In a recent update, Google has rolled-out Chrome 79 stable version for its users. This version of Chrome consists of two very important browser security features – Improved password protection and real-time phishing protection.
Malware attacks, data breaches, phishing attacks, are all real-world problems. Fake websites and URL hijacking scams are at their peak especially during the holiday season and convince users to enter their passwords and other sensitive information. With all due diligence, data security is now top priority for the platforms which provide them. Google Chrome has always stressed on built-in safety protections, and now they’re expanding those boundaries.
Compromised Password Warning
Google first introduced password breach warnings as a Password Checkup extension early in the year. Password Checkup compares passwords and usernames of users with Google’s very own database consisting of more than 4 billion compromised credentials known to Google.
According to Google this is how it works:
- Whenever Google discovers a username and password exposed by another company’s data breach, a hashed and encrypted copy of this data is saved on its servers with a secret key known only to Google.
- When a user signs into a website, Chrome sends a hashed copy of the entered username and password to Google, encrypted with a secret key only known to Chrome. Absolutely no one, including Google, can derive username or password from this encrypted copy.

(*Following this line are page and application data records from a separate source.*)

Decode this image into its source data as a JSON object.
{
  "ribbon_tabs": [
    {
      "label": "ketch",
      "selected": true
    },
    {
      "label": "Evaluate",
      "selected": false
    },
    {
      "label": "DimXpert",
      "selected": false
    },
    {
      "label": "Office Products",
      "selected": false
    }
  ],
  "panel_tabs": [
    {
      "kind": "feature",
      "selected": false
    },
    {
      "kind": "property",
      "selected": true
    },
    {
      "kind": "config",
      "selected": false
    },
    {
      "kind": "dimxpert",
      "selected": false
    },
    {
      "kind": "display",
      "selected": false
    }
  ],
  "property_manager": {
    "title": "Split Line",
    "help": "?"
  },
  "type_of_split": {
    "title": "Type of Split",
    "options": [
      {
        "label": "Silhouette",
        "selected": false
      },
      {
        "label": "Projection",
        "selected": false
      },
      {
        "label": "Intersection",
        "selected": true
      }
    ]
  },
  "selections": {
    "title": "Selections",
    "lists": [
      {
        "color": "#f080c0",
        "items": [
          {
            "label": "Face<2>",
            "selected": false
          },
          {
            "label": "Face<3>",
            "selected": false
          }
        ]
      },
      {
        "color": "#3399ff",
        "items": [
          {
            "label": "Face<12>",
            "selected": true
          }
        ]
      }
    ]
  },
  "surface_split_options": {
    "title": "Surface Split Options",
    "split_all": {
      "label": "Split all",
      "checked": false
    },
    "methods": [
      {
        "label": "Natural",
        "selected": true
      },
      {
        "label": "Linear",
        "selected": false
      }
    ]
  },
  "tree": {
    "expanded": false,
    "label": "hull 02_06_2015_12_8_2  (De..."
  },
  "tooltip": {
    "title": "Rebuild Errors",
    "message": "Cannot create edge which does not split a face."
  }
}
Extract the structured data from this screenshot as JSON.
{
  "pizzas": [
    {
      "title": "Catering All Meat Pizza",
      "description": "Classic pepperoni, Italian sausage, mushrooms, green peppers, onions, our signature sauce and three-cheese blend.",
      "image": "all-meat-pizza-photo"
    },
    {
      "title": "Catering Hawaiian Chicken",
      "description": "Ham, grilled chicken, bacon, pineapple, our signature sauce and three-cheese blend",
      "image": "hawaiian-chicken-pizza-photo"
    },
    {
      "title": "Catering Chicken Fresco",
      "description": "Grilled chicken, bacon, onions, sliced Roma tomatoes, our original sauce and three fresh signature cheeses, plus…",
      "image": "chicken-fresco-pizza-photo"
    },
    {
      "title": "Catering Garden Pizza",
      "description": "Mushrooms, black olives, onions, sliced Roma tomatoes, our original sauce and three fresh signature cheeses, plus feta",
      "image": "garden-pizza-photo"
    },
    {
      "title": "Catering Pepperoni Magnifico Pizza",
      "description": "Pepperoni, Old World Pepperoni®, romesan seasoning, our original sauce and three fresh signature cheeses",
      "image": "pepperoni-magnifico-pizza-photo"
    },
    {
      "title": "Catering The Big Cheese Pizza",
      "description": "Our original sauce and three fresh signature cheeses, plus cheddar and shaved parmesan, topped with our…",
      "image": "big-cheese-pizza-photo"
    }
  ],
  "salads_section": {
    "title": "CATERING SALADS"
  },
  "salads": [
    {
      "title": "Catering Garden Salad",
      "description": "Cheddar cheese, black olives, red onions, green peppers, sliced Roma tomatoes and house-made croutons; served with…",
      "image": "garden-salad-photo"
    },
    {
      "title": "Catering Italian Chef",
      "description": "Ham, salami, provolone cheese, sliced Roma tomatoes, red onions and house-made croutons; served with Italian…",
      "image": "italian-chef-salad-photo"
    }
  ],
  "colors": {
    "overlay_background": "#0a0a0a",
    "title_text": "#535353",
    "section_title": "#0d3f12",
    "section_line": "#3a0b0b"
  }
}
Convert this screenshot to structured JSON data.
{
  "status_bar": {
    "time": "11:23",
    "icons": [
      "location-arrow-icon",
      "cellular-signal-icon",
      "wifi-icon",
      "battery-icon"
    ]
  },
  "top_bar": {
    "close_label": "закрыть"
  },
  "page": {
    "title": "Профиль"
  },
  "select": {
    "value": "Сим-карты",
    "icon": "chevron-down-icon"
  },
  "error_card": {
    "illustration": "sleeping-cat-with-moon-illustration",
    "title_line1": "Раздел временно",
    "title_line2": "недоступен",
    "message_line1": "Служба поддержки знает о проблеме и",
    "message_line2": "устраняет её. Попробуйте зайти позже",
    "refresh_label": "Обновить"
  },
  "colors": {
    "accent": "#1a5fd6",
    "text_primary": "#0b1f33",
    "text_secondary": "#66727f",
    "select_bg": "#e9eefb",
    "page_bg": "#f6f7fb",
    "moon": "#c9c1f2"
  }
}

- In order to determine if the username and password has appeared in any breach, Google uses a technique called private set intersection. It involves multiple layers of encryption and compares the encrypted username and password (received from Chrome) with all the encrypted breached usernames and passwords (in Google’s database), without revealing the username and password. Chrome sends a 3-byte SHA256 hash prefix of username to reduce the scale of the data joined from 4 billion records down to 250 records, while still ensuring the anonymity of username.
- If the username and password have been compromised, Chrome notifies this to the respective user only. Users are strongly recommended to change their password.
Real-time Phishing Protection
Google’s Safe Browsing keeps track of the malicious and potentially harmful sites on the web and shares this information with other browsers, to keep the internet more secure. The refresh rate of this list is 30 minutes. It protects close to 4 billion devices on a daily basis against all kinds of security threats, including phishing.
However, some phishing sites dodge the 30-minute window, either by continuous domain switching or by hiding from Google crawlers. But real-time phishing will now inspect the URLs of pages visited by users with Safe Browsing’s servers in real-time. On visiting a website, Chrome checks it against a list stored in the user’s computer that are known to be safe. If the website is not on this safe-list, Chrome then checks the same URL with Google’s database (after dropping any username or password embedded in the URL) to find out whether the site is malicious or not. Google’s analysis has shown that this results in a 30 percent increase in protections by warning users on malicious sites that are brand new.
Additionally, if this check determines that the site is indeed suspicious or malicious, Chrome immediately shows a warning to change your compromised password. In case the Google Account password was used for Google Chrome login and the same was phished, then Chrome also offers to notify Google as an added layer of protection to ensure user account isn’t compromised.